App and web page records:

::::

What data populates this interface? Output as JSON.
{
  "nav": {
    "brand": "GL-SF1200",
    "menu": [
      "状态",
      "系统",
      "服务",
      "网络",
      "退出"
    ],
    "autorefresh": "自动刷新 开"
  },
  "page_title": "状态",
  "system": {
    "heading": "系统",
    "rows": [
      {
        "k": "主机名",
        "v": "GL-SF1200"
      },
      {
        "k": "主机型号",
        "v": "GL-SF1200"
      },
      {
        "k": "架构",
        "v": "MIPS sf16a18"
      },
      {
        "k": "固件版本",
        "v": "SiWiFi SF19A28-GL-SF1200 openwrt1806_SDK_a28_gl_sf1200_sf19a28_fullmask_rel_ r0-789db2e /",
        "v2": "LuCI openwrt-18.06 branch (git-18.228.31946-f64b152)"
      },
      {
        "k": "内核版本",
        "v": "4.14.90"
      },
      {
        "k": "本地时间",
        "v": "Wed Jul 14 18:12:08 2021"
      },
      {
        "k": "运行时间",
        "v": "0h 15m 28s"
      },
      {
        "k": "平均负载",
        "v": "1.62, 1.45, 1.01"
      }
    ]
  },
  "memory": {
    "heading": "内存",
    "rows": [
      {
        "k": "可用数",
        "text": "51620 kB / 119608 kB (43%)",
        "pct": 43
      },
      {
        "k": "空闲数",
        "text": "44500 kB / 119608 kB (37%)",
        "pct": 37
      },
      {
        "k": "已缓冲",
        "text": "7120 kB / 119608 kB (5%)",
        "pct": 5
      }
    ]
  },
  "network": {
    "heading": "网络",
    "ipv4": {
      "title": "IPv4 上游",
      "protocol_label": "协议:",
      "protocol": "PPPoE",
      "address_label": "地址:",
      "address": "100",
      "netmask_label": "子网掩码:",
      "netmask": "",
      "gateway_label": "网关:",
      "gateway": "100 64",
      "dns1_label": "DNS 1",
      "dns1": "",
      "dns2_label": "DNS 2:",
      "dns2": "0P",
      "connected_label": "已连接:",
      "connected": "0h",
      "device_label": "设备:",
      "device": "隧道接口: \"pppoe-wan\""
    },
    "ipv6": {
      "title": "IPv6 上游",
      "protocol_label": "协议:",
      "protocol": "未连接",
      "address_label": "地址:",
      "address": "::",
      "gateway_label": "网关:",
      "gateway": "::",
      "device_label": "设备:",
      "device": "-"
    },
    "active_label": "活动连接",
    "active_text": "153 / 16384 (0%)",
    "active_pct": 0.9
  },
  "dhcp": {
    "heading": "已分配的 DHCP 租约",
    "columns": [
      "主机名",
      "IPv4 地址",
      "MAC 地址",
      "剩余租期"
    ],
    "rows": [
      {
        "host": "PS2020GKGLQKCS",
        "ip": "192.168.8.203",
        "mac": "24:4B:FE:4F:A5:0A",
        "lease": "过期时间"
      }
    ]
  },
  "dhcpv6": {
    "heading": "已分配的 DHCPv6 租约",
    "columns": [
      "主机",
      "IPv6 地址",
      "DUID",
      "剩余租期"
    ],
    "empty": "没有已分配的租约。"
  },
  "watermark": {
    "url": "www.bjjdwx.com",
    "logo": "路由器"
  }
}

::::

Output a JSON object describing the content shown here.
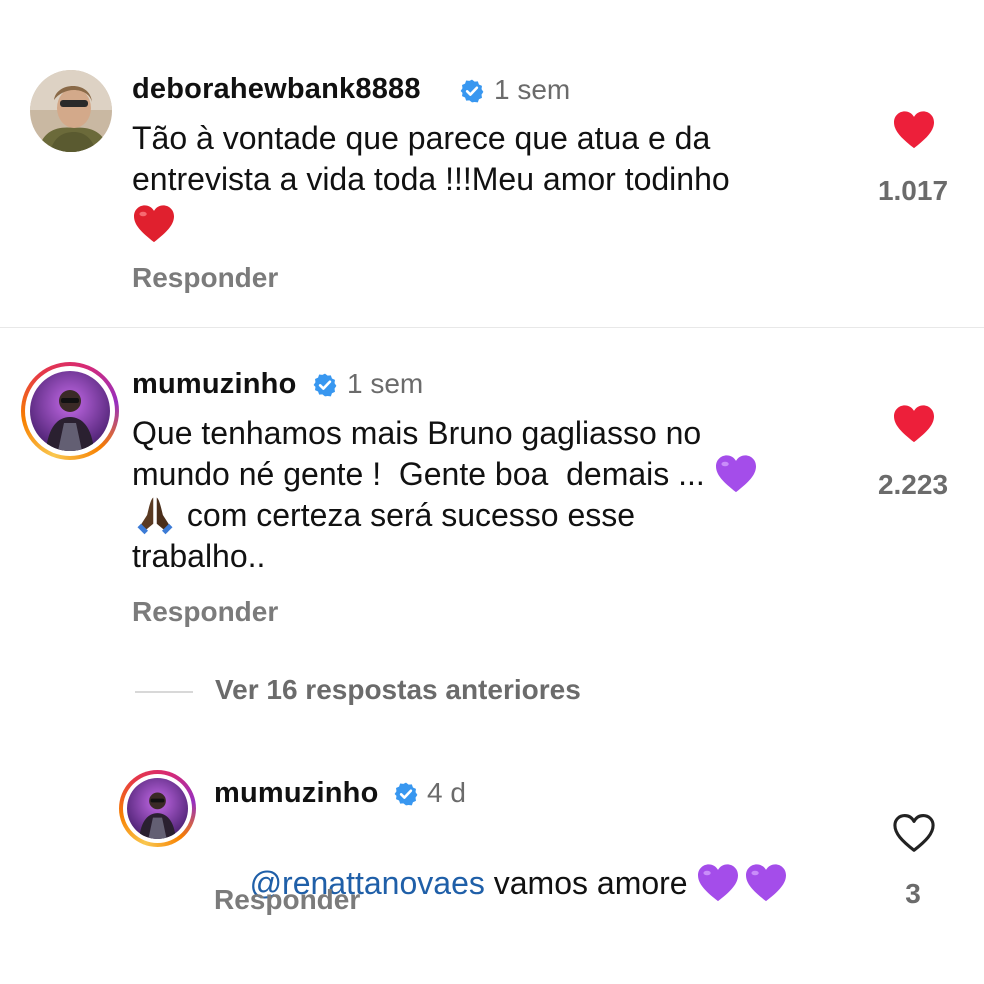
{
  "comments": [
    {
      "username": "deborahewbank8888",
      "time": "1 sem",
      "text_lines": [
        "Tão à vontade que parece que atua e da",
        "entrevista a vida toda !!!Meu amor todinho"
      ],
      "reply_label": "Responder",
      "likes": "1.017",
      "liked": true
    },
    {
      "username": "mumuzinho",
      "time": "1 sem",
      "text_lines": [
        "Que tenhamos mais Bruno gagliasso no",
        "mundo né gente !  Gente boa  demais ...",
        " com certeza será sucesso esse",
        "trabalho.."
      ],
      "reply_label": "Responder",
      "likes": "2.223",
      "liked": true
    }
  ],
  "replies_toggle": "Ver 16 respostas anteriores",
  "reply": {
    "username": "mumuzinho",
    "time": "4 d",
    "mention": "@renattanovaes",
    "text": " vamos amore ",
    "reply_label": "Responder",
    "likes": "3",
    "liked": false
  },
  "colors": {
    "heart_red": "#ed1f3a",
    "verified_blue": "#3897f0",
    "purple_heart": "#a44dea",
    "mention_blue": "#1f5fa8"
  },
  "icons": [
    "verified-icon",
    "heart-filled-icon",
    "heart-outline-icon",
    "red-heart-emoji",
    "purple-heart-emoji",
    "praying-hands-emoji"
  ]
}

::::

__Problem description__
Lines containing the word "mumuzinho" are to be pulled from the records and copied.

__Finished exercise__
      "username": "mumuzinho",
    "username": "mumuzinho",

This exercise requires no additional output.